Data extracts:
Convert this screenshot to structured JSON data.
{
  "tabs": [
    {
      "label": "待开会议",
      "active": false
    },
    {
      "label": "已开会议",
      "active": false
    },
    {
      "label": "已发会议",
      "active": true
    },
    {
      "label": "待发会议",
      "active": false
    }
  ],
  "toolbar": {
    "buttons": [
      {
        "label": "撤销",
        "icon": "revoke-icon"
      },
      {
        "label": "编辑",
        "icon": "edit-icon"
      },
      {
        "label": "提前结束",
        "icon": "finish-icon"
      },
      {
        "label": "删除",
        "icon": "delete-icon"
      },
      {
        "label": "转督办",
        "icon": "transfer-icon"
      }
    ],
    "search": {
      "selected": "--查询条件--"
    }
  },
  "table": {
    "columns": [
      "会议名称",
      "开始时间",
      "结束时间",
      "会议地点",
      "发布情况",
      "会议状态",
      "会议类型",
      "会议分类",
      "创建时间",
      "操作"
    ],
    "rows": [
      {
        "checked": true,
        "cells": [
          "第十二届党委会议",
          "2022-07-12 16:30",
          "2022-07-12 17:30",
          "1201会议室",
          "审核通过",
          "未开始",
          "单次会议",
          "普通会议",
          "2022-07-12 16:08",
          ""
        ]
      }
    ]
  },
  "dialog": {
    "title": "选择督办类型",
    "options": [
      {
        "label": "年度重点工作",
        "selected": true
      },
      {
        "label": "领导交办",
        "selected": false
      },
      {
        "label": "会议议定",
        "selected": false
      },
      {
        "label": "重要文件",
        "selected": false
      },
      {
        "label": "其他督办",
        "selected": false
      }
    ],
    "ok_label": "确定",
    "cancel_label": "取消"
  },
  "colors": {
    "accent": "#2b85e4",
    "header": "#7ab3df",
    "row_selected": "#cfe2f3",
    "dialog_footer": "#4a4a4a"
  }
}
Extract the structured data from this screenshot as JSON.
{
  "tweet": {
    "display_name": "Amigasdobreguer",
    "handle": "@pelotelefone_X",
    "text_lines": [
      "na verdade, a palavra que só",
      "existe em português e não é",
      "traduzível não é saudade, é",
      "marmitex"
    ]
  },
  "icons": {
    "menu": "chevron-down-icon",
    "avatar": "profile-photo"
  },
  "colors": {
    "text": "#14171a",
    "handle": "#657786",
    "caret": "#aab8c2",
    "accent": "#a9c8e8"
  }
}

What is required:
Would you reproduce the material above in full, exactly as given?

Your solution:
Convert this screenshot to structured JSON data.
{
  "tabs": [
    {
      "label": "待开会议",
      "active": false
    },
    {
      "label": "已开会议",
      "active": false
    },
    {
      "label": "已发会议",
      "active": true
    },
    {
      "label": "待发会议",
      "active": false
    }
  ],
  "toolbar": {
    "buttons": [
      {
        "label": "撤销",
        "icon": "revoke-icon"
      },
      {
        "label": "编辑",
        "icon": "edit-icon"
      },
      {
        "label": "提前结束",
        "icon": "finish-icon"
      },
      {
        "label": "删除",
        "icon": "delete-icon"
      },
      {
        "label": "转督办",
        "icon": "transfer-icon"
      }
    ],
    "search": {
      "selected": "--查询条件--"
    }
  },
  "table": {
    "columns": [
      "会议名称",
      "开始时间",
      "结束时间",
      "会议地点",
      "发布情况",
      "会议状态",
      "会议类型",
      "会议分类",
      "创建时间",
      "操作"
    ],
    "rows": [
      {
        "checked": true,
        "cells": [
          "第十二届党委会议",
          "2022-07-12 16:30",
          "2022-07-12 17:30",
          "1201会议室",
          "审核通过",
          "未开始",
          "单次会议",
          "普通会议",
          "2022-07-12 16:08",
          ""
        ]
      }
    ]
  },
  "dialog": {
    "title": "选择督办类型",
    "options": [
      {
        "label": "年度重点工作",
        "selected": true
      },
      {
        "label": "领导交办",
        "selected": false
      },
      {
        "label": "会议议定",
        "selected": false
      },
      {
        "label": "重要文件",
        "selected": false
      },
      {
        "label": "其他督办",
        "selected": false
      }
    ],
    "ok_label": "确定",
    "cancel_label": "取消"
  },
  "colors": {
    "accent": "#2b85e4",
    "header": "#7ab3df",
    "row_selected": "#cfe2f3",
    "dialog_footer": "#4a4a4a"
  }
}
Extract the structured data from this screenshot as JSON.
{
  "tweet": {
    "display_name": "Amigasdobreguer",
    "handle": "@pelotelefone_X",
    "text_lines": [
      "na verdade, a palavra que só",
      "existe em português e não é",
      "traduzível não é saudade, é",
      "marmitex"
    ]
  },
  "icons": {
    "menu": "chevron-down-icon",
    "avatar": "profile-photo"
  },
  "colors": {
    "text": "#14171a",
    "handle": "#657786",
    "caret": "#aab8c2",
    "accent": "#a9c8e8"
  }
}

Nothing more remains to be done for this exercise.